Obviously, these problems go beyond Tyson; the livestock industry on the whole has a poor record on water management. According to a recent report from sustainability non-profit organisation Ceres, none of the six US meat giants are disclosing water quality data at an operational level and none are reporting goals to reduce wastewater discharges beyond what is required by law. Tyson Foods, Perdue Farms and Pilgrim’s Pride – which is also facing a shareholder resolution on water stewardship this year – were among the food and agriculture industry’s worst performers.
Tyson’s water stewardship policy
During the 2017 fiscal year, Tyson operated 36 full-treatment and 55 pretreatment wastewater facilities in North America. The majority of the water it uses in direct operations is treated and returned to the environment. Technology and reclamation systems are in place to conserve water, as Tyson aims to reduce water usage by 12% by 2020.
Water management is now a business imperative
FAIRR has analysed a variety of risk factors relating to the livestock industry and, across the board, found a lack of transparency and disclosure.
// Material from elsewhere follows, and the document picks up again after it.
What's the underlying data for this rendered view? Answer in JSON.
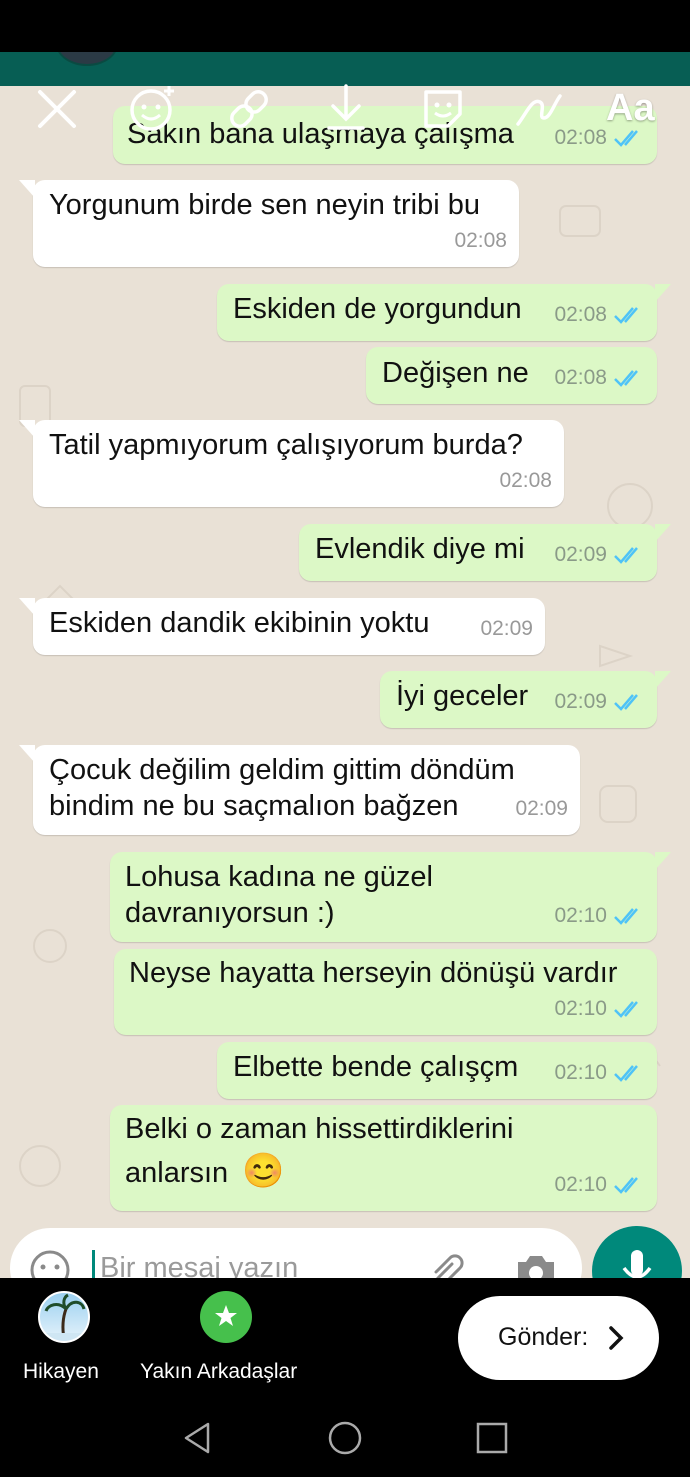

Investors are now mobilising on water, specifically because they see it as an operational risk for the sector. New Zealand, one of the world’s largest dairy exporters, has seen a series of clashes between communities and the dairy industry over water pollution. Communities have opposed large irrigation schemes to expand dairy production, principally due to concerns over polluted waterways. In August 2017, legislators scrapped plans to build a $330m dam in the Hawke’s Bay area after vocal opposition to the dam’s role in expanding dairy production.
Meanwhile, in Iowa, advocacy groups and politicians have pushed for a moratorium on creating or expanding animal feeding operations until the state’s impaired waterways shrink from 750 to 100.
Pollution is not the only concern. Agriculture is responsible for around 92% of the human water footprint, and livestock production accounts for nearly one-third of that use. On a per gram of protein basis, beef’s water footprint is six times that of pulses, while milk, eggs and poultry are around 1.5 times more. Given these impacts, it is little wonder that companies like Tyson and Cargill are looking to diversify their portfolios through investments in alternative and more sustainable sources of protein: Tyson has a 5% stake in Beyond Meat, a plant-based meats company; and both Cargill and Tyson have invested in Memphis Meats, a start-up that produces real meat directly from animal cells, without animals. Without proper management and a more diversified portfolio, livestock companies not only face a future of supply chain disruptions, they are also contributing to water scarcity worldwide.
Investor engagement can drive better water management
In 2016, Ceres and fellow non-profit body ICCR (the Interfaith Centre on Corporate Responsibility), backed by an investor coalition of $1.2 trillion, urged Cargill, JBS, Perdue Farms and Smithfield Foods, four of the largest producers in the meat industry, to undertake risk assessments on water quality. Since then, Perdue has invested $68m to launch a large-scale poultry litter recycling operation to prevent nutrient pollution, and expanded this with an additional $12m in 2017. Smithfield Foods has set soil policies to reduce nitrate pollution from feed inputs, and is lending equipment to growers to identify real-time fertiliser needs free of charge.
As Tyson’s AGM approaches, the firm will be under scrutiny to see how they respond to shareholders. Investor support for the water resolution has slowly crept up over two years, from nearly 12% in 2016 to 15% in 2017. It remains to be seen if and when livestock’s investors will reach their own ‘tipping point’ on this issue. For Tyson and its peers, it’s a useful wake-up call from the capital markets to manage risks that are slowly eroding their licence to operate.
Aarti Ramachandran is head of research and corporate engagement at investor network FAIRR.